There was one young fighter who came to the synagogue whose face fell when he heard that there were no tzitzit left. He was totally bereft, until one of the officers who wasn’t going out to battle took off his own tzitzit and gave it to him, saying, “Take it, achi (in the Golani you can’t say something without achi), you need it now more than I do.”
The Ma'ariv evening prayer of Friday night, Parashat Vayigash, was simply unbelievable. The Rabbinate realized that the synagogue was too small to fit all the hundreds of soldiers, and so it turned the soccer field into an impromptu synagogue, with prayerbooks, Holy Ark, and everything else.
Whoever did not take part in that Kabbalat Shabbat [Sabbath Welcoming] service, is like one who never took part in a Kabbalat Shabbat service in his life! Almost the entire Golani Brigade, officers and soldiers, yelling out the Kaddish and Tehillim prayers. If it wasn’t for the uniform I was wearing, I could have almost thought that I was at a Yom Kippur service in one of the large yeshivot!
No Questions Asked
Our loving Father, too, was there, enjoying every minute of His sons gathering around Him. Our Father doesn’t ask, “Where have you been until now? Why do you remember Me just when you go out to war?” He welcomes all His children and embraces them with love.
After the Sabbath meal, held in an atmosphere of a great “high,” we were privileged to be able to hold an Oneg Shabbat for the soldiers. Chief IDF Rabbi Avi Ronsky was with us the whole Sabbath, and he warmed our hearts with stories of the Nation of Israel, on compassion, on brotherly love, and more. We sat outside with cake and sunflower seeds in the cold, but inside our hearts it was warm.
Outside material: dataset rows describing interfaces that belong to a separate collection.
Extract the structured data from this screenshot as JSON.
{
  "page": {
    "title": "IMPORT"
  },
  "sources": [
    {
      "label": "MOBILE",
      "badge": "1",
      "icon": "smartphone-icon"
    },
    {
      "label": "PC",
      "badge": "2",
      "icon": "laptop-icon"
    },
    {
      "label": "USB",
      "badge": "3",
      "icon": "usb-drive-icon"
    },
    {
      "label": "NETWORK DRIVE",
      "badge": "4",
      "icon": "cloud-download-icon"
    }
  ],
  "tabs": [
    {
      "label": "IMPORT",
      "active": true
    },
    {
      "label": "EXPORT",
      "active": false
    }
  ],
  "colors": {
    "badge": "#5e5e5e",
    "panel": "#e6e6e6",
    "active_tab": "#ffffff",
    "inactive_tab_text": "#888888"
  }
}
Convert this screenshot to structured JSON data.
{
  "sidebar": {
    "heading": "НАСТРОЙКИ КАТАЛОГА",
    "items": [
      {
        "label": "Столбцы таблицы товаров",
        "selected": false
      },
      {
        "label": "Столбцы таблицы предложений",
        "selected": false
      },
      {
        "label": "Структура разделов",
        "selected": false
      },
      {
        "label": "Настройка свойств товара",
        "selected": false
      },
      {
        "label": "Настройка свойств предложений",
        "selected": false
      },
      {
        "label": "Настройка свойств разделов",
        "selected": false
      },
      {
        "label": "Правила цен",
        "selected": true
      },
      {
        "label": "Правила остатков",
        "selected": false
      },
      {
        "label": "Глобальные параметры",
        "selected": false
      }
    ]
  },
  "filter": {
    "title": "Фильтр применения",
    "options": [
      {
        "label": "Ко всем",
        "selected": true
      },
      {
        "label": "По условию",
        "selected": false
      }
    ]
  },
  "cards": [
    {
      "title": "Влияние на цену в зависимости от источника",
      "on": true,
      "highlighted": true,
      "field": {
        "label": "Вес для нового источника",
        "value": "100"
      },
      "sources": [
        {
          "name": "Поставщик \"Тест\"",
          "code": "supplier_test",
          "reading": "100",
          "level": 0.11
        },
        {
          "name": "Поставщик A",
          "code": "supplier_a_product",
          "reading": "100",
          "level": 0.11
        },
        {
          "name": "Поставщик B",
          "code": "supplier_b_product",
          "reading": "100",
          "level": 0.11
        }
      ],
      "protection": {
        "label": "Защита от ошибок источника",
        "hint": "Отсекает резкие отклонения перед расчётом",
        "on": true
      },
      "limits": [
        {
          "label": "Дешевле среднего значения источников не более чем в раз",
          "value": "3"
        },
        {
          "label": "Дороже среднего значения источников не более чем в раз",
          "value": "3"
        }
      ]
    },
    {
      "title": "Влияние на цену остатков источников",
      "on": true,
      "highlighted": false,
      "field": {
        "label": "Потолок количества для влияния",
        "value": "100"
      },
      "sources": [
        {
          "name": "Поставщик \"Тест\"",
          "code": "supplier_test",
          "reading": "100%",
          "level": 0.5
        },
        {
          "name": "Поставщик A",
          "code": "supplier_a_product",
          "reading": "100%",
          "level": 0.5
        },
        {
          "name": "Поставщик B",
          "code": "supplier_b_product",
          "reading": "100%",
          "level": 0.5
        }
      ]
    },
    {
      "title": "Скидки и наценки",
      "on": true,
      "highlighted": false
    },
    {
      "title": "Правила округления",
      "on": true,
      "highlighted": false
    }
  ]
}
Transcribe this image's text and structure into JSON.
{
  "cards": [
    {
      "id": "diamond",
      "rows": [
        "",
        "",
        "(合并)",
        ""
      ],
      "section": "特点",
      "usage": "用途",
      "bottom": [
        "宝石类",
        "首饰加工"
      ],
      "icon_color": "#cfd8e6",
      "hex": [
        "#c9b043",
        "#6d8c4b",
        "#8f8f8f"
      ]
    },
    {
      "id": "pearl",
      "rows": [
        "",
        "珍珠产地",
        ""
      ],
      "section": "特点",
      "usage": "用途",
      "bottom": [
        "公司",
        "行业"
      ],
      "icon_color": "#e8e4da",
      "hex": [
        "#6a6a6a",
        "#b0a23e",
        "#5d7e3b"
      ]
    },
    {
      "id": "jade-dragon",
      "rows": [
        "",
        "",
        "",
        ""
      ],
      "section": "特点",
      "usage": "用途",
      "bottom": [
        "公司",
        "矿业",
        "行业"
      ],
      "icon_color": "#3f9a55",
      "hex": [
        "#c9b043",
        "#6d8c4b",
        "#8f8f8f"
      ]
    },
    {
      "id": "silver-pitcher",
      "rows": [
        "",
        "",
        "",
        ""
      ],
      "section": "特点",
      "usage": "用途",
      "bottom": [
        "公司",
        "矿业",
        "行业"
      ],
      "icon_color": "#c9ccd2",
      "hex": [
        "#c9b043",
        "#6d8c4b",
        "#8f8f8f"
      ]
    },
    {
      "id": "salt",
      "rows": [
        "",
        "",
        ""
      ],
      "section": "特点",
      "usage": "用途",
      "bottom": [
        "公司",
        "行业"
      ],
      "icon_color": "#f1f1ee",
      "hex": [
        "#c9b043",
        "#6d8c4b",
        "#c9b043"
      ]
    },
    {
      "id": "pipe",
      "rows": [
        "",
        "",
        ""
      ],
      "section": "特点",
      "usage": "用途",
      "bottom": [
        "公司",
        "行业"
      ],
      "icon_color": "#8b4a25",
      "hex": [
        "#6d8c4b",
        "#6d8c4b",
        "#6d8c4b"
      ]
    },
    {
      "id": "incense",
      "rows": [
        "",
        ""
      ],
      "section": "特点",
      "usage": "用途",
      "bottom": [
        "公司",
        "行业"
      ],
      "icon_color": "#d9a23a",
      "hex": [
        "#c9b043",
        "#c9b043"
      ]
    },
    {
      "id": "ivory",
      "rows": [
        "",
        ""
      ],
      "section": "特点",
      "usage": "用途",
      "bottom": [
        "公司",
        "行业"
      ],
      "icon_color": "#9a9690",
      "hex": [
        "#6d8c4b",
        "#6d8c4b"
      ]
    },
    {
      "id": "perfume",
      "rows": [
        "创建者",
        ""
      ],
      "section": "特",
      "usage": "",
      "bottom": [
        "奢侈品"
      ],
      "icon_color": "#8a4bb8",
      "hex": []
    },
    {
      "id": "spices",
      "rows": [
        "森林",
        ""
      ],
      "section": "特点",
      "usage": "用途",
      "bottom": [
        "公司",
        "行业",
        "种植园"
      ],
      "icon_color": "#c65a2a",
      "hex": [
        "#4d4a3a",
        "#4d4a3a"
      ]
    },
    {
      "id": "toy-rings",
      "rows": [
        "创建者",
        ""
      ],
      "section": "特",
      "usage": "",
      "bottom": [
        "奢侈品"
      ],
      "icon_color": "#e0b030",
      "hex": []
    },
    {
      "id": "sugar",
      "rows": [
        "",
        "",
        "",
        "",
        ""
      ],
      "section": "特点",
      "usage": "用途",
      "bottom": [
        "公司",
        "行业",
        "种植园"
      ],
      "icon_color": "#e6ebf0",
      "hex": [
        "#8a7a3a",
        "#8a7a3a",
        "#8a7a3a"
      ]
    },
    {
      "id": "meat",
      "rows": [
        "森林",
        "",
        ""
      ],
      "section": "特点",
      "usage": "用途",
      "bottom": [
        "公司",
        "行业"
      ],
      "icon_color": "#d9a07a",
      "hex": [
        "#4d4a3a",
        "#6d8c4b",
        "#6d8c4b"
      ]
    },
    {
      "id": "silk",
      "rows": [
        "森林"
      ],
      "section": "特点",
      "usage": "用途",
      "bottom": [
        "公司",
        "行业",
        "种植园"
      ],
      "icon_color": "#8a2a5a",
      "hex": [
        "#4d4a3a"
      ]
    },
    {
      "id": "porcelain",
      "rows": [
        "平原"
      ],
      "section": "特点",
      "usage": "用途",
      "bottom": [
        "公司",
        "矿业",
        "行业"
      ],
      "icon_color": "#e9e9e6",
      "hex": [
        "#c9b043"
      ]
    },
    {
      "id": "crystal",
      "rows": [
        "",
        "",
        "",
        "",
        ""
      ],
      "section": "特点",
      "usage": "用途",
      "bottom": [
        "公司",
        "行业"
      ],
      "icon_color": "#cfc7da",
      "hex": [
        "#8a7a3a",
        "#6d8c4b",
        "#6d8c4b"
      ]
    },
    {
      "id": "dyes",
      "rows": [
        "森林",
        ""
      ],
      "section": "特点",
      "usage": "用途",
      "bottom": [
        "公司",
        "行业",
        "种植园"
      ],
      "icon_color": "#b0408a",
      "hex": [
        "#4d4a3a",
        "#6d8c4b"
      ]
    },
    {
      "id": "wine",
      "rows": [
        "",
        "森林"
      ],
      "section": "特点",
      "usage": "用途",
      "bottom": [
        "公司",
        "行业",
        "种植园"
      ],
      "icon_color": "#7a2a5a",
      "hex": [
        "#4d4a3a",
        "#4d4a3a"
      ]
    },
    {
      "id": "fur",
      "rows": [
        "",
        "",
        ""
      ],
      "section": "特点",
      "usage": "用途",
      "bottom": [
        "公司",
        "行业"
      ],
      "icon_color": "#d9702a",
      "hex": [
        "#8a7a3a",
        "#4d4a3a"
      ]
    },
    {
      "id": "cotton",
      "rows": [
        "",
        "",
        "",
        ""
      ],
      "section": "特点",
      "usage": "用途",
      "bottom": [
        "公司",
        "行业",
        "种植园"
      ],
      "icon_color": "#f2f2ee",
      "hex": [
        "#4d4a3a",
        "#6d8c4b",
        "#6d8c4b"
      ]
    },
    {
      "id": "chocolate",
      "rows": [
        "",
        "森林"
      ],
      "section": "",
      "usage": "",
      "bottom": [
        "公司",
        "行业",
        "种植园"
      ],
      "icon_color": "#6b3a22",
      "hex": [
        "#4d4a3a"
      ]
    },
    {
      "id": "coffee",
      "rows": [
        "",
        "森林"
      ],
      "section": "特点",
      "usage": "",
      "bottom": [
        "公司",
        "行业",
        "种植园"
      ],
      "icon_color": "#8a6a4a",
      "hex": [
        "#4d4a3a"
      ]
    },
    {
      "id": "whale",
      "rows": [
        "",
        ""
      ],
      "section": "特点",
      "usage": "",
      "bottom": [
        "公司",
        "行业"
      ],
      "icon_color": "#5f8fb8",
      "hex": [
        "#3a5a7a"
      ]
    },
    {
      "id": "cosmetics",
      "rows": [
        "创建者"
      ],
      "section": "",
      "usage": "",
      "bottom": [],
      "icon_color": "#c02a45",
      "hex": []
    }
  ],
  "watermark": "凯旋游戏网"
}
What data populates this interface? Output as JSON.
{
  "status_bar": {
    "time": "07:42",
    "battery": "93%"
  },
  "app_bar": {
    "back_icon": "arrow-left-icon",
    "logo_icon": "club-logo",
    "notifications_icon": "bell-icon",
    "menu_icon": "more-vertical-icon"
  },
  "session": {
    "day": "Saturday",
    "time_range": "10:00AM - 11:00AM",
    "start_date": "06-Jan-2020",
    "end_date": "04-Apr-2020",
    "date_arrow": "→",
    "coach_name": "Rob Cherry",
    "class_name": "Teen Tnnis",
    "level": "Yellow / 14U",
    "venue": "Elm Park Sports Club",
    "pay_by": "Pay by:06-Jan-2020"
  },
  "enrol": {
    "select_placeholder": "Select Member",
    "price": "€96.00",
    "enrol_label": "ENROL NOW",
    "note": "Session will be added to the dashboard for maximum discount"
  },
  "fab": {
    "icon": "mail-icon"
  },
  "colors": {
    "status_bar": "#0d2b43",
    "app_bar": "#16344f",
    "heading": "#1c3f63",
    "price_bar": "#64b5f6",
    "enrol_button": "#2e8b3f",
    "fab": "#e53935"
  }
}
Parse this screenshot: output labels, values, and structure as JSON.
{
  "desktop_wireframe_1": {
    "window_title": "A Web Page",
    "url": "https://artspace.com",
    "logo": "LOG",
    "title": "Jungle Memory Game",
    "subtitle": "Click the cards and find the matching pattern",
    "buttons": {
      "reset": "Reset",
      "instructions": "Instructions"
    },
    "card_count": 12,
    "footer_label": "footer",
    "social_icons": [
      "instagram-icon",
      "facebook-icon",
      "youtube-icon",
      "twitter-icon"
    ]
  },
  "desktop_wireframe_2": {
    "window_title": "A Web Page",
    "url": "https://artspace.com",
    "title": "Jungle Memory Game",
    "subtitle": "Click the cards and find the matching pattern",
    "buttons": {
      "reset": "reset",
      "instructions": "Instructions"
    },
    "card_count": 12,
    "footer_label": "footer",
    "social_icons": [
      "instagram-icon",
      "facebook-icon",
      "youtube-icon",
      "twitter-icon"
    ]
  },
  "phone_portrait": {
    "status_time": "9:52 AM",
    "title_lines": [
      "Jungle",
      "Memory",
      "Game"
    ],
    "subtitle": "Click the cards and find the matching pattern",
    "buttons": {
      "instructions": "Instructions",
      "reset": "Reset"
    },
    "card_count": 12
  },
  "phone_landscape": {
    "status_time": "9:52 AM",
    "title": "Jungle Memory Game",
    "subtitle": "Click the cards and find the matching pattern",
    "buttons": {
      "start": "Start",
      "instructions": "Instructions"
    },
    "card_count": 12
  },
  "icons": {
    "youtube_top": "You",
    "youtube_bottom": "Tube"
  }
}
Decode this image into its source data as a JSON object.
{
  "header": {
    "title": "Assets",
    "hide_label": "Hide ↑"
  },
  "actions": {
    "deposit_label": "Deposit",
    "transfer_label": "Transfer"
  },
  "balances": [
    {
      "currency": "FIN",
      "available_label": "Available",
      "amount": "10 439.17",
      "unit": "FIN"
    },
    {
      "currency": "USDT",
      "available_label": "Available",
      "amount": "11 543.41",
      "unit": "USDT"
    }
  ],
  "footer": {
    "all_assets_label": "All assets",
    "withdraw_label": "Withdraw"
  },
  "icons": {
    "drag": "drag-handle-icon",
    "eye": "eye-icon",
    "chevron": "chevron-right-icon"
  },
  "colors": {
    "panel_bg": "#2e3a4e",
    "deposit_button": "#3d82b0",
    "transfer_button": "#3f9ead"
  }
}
During the Sabbath, we had to travel to the places from where the soldiers would leave for Gaza. We arrived and the soldiers were imbued with combat spirit, getting ready, trying to get in a last cigarette. Many soldiers tried very hard not to smoke that Sabbath, after I explained to them the importance of observing the Sabbath. They would come up to me every five minutes and ask if the Sabbath had ended yet.
We prayed Ma'ariv there, recited Havdalah [the Sabbath-ending blessing] over grape juice, a lighter [instead of a candle] and an orange [in place of spices]. And then it was time to go in. The Regiment Commander gathered everyone for last-minute words of strength, and explained to them about the “corrective experience” we were about to impart to the enemy.
When he finished, the Deputy Commander read aloud the prayer before going out to battle. “Repeat after me,” he ordered, and a whole regiment of hundreds of soldiers yelled out, “Ana Hashem hoshia na! Ana Hashem hatzlicha na! [O G-d, save us! O G-d, grant us success!]” After the prayer, the Deputy Commander asked me to blow the Shofar, just as thousands of years ago when we conquered the Holy Land.
Though I’ve blown the Shofar in public before, this particular time was something that will remain with me my whole life. And then, as if I and the Israel Air Force were in perfect coordination, the very second that I finished blowing the Shofar, our planes bombed the enemy area, as if it were a signal to begin the ground offensive.
The soldiers lined up in two columns, and as I parted from them with handshakes, I thought to myself, “What a special nation we have! This is how a Jewish army looks as it goes out to war – not with boastful ‘We will win’ stickers, but rather ‘We will win with G-d’s help.’”
I will just end by saying that where I live in Modi'in Illit, we have a clever interpretation of the verse ‘G-d’s voice is powerful’: The word for 'power' is spelled with the letters kaf and chet, which we say are the initials of kova and chalifa [hat and suit], our usual garb. But as of this week, we now know that they are also the initials of the kumtah chumah [brown beret] worn by the Golani soldiers. There, too, the voice of G-d is heard – and “lo pligi” (there is no argument between the two, both are right).
translated by Hillel Fendel